RATHER THAN ostracize the pair, the Council on Foreign Relations - which recently hosted Iranian President Mahmoud Ahmadinejad for crumpets and tea - referred to their paper as "hardheaded analysis."

Schoenfeld's most disturbing insight arises from his comparison of Walt and Mearshimer's diatribe against Israel and American Jewry to similar anti-Semitic arguments made by Nazi sympathizers Charles Lindbergh, Henry Ford and Father Charles Coughlin in the US in the 1930s. Both then and now the genocidal anti-Semitism of America's enemies provided an excuse for scapegoating Jews as a way to prevent Americans from seeing the dangers to their own security.


After the Japanese bombed Pearl Harbor and Hitler declared war against the US, the three were marginalized, and decried as bigoted rogues. The issue of Germany's threat was settled and the national debate moved to the constructive issue of how best to go about defeating the Germans and Imperial Japan.

IN THE case of Walt and Mearshimer today just the opposite has occurred. In the prewar 1990s, ideas like Walt's and Mearshimer's were recognized as intellectually indefensible and bigoted, and consequently were marginalized. The notion that radical Islam is an imaginary threat concocted by Israel and American Jews gained currency only after the US was attacked on September 11, 2001. That is, the notion that global jihad is the Jews' fault only became politically acceptable after Arab jihadists blew up the World Trade Center and bombed the Pentagon, killing nearly 3,000 people in New York and Washington.

Sadly, the popularity of Walt and Mearshimer's thesis is a consequence of a larger cultural phenomenon. Today large swathes of people throughout the Western world wish to avoid the harsh reality of global war at almost any price. This desire induces them to blame any person or group they feel is forcing them to recognize this reality. And so over the past five years we have been witness to malignant vituperations of hatred directed against President George W. Bush, the neoconservatives, and the Jews for their insistence on recognizing the reality of war.

Indeed, it is Bush's insistence on recognizing the reality of war far more than the Democrats' refusal to accept the results of the 2000 presidential elections that has fuelled the widespread, obsessive and venomous hatred that Democrats heap on the president.

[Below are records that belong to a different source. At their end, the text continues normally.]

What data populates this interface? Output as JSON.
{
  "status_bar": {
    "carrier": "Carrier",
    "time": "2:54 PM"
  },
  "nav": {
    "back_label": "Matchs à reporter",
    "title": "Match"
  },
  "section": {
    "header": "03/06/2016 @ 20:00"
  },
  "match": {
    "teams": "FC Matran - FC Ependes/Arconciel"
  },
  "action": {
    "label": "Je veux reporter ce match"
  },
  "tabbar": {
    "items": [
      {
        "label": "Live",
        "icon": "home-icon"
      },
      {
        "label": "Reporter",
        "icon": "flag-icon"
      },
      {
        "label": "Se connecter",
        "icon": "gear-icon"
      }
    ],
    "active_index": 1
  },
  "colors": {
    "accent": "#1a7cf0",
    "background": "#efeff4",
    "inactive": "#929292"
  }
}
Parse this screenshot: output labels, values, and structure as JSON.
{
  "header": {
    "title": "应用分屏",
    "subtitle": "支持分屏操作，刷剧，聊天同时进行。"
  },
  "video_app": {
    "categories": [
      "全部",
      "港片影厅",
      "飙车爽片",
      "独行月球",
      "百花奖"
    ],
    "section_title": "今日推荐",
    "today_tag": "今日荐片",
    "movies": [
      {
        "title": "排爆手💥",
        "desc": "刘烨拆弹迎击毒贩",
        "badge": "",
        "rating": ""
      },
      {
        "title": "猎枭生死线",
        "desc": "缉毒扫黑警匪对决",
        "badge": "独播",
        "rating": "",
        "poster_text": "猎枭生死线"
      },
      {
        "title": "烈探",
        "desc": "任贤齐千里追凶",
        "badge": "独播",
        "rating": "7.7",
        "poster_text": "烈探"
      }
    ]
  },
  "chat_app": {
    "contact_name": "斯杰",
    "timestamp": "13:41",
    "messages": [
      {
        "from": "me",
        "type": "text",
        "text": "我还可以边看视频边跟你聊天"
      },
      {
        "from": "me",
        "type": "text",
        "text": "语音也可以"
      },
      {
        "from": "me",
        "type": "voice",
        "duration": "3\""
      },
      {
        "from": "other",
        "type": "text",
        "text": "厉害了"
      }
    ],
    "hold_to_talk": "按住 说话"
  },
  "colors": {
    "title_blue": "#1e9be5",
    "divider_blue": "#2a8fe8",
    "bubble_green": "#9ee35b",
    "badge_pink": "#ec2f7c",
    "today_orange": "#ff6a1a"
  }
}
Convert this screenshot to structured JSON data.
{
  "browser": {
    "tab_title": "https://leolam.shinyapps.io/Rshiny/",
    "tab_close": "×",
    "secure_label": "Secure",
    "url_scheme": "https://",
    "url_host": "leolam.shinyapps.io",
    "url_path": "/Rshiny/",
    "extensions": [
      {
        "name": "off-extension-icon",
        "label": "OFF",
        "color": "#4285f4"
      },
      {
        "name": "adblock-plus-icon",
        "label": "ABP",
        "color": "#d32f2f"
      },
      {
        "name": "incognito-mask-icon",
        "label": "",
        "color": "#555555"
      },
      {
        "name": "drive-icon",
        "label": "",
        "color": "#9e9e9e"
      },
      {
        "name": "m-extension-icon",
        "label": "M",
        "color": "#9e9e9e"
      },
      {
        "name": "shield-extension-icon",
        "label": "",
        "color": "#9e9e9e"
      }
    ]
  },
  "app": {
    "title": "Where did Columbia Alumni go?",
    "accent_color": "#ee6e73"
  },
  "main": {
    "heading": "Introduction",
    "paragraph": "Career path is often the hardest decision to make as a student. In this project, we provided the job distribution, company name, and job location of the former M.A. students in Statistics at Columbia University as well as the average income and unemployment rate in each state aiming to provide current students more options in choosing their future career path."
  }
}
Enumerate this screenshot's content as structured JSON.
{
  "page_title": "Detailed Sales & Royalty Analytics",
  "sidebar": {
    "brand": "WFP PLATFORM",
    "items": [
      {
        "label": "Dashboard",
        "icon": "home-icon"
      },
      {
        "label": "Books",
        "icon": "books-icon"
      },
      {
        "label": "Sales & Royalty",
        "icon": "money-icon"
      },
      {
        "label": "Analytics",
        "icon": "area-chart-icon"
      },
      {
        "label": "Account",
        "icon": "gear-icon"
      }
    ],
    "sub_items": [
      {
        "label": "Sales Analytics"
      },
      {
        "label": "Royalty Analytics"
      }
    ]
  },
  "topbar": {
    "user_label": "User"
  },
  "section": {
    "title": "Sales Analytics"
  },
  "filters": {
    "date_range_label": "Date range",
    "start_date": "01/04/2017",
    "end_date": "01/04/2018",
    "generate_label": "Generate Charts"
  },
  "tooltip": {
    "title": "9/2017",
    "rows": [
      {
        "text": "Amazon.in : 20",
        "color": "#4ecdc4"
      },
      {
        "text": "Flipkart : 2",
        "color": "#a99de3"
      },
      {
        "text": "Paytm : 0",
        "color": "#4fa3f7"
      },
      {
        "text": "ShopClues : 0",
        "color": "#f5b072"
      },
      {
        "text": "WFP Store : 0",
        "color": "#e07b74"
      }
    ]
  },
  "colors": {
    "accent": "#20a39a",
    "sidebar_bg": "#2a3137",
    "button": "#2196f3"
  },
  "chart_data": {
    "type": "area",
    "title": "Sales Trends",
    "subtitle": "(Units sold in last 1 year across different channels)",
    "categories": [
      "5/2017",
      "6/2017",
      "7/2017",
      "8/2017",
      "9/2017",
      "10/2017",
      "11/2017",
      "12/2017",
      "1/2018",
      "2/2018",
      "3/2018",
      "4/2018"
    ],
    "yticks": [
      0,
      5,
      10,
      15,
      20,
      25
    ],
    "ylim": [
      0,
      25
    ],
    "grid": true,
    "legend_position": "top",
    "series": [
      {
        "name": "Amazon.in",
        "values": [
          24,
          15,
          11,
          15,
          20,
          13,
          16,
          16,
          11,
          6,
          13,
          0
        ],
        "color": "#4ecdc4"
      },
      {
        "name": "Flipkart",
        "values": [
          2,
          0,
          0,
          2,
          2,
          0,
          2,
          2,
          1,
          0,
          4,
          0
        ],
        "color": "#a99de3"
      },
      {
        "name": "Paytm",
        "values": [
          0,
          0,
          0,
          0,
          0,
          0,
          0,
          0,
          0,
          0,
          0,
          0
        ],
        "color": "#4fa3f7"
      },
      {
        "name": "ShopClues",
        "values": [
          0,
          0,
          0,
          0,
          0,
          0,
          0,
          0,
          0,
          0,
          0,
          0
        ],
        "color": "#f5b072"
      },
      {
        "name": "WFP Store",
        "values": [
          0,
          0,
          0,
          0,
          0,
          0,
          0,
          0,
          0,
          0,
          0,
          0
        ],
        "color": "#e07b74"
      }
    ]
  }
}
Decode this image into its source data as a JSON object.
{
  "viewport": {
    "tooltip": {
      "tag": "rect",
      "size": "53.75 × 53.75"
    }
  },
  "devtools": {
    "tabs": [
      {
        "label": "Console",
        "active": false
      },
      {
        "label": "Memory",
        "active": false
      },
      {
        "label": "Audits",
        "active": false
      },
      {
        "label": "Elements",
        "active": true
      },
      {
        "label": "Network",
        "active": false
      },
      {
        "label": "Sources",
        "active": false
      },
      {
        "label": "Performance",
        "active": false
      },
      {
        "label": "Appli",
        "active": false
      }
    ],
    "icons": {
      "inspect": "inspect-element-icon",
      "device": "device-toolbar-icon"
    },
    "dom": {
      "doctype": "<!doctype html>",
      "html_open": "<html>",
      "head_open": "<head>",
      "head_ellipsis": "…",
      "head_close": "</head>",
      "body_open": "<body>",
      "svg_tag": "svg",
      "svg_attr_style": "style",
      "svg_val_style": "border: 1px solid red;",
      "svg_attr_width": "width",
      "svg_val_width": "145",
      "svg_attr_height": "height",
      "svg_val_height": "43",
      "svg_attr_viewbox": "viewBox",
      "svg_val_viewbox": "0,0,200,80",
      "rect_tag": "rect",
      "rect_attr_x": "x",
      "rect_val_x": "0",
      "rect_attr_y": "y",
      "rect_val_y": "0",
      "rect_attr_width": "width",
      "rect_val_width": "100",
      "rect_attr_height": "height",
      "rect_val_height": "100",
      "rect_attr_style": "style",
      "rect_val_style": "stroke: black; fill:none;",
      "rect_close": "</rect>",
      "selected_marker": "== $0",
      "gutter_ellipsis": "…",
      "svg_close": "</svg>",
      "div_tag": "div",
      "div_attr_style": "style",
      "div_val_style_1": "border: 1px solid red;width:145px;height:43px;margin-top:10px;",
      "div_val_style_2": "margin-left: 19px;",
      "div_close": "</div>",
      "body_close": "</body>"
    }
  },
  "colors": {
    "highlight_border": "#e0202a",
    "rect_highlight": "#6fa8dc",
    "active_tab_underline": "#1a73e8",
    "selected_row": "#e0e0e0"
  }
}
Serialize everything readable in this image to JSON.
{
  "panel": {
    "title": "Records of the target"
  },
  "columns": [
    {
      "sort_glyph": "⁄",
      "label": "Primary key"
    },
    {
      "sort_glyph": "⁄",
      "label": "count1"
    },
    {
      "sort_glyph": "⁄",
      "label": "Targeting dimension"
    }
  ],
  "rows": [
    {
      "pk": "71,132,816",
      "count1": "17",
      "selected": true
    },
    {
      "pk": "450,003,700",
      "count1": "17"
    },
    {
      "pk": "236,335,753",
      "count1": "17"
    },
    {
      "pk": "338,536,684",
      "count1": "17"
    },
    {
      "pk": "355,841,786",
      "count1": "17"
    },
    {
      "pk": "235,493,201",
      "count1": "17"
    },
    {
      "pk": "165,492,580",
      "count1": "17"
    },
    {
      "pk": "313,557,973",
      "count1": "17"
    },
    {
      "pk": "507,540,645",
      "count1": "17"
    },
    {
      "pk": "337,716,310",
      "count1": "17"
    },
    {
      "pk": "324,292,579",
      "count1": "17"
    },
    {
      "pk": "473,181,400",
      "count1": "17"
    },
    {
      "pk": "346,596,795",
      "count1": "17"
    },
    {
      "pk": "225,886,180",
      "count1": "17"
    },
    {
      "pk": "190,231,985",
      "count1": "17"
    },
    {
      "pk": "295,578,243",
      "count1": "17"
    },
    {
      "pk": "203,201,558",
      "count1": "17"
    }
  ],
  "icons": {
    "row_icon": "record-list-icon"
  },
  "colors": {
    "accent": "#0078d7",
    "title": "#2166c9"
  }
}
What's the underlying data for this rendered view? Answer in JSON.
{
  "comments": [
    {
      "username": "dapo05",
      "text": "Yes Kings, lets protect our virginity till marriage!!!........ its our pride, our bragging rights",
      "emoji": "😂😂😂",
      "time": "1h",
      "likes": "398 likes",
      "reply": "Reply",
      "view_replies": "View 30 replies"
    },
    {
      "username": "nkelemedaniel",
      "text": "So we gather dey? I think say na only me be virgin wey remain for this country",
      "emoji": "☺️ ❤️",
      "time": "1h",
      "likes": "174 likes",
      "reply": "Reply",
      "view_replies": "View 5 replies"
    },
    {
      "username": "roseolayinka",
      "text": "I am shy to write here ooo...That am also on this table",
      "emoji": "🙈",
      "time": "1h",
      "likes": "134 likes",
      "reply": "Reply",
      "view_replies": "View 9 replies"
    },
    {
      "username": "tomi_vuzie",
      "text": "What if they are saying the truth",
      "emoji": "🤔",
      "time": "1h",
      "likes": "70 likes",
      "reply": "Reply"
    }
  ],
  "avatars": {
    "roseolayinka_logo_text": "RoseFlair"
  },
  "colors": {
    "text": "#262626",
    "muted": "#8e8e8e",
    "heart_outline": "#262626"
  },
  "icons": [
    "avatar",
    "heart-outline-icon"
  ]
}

RATHER THAN debate how best to win the war, the Democrats have purged their ranks of leaders like Connecticut Senator Joseph Lieberman, who wish to engage in such a debate. At the same time they have worked to limit public discourse to a witch hunt against those they argue have conspired to delude the American people into believing they are at war, and to attacking Bush for insisting on continuing the fight.

Instead of debating how best to contend with the Iranian nuclear threat, Iranian and Syrian support for terrorists and subversion of US efforts in Iraq and a host of other salient strategic and tactical issues, Democratic leaders like Senator John Kerry mindlessly claim simultaneously that more soldiers are needed in Iraq, and that all soldiers should be removed from Iraq. Similarly, Democratic leaders argue that resources directed toward the war effort in Iraq are being diverted from the war against terror - the war they insist is a hoax.

This of course all brings us back to Israel and the Jews.

The central contention of people like Walt and Mearshimer and Democratic leaders like Congresswoman Nancy Pelosi, Kerry and Senator Ted Kennedy is that there is no global war that needs fighting. If they understood that the US is fighting a global war, then the question of whether Israel is part of the problem or part of the solution would have been settled definitively in Israel's favor five years ago.
Read both articles.


Post a Comment

<< Home